What skills/strengths do you need to be a successful solicitor?
You’ll need to have good attention to detail, be organised, calm under pressure and able to multi-task effectively (which all come with experience). However, while all lawyers must be technically sound, a successful lawyer is one that’s personable and able to build and maintain relationships well. This will enable them to bring the firm new business (and repeat business with existing clients), which is integral to having a long-term career in this industry.
What advice do you have for budding solicitors who are contemplating a career in law?
It’s a long journey and a highly competitive market. I finished school in 2013 and qualified nine years later! But if you’re patient, perseverant and resilient, your time will come and once it does, law offers an intellectually challenging and financially rewarding career in which you’ll be surrounded by clever, interesting people and, hopefully, working on topical and engaging matters.
What diversity and inclusion initiatives does the firm have in place?
The firm has several fantastic initiatives in place. I’ve picked out a few below:
What’s been the highlight of the last month at the firm?
Definitely completing the real estate development finance transaction that I mentioned above. This was a large, complex matter that required cross-departmental co-operation and I enjoyed the responsibility and trust that my team afforded me. I also worked on this matter from its inception to completion and found it very fulfilling to know that I could add value.
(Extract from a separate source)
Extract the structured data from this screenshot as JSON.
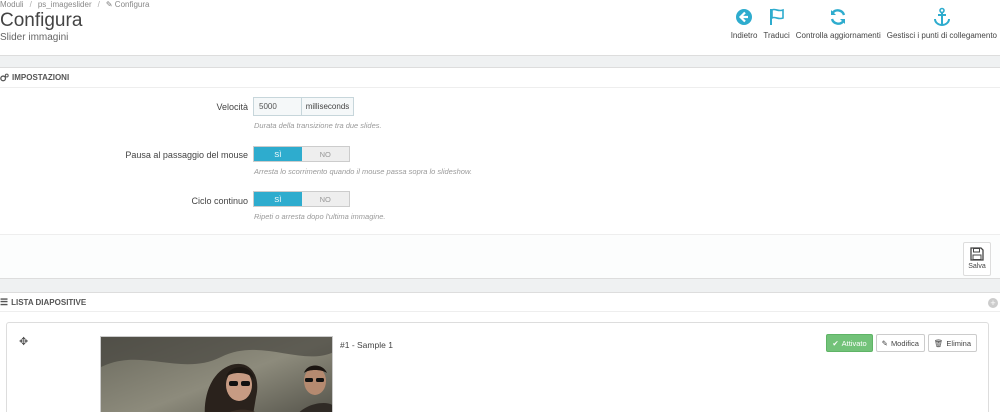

What’re you reading at the moment?
I’m currently reading Prisoners of Geography by Tim Marshall, which considers how the current state of each country in the world has been heavily influenced by geographical factors.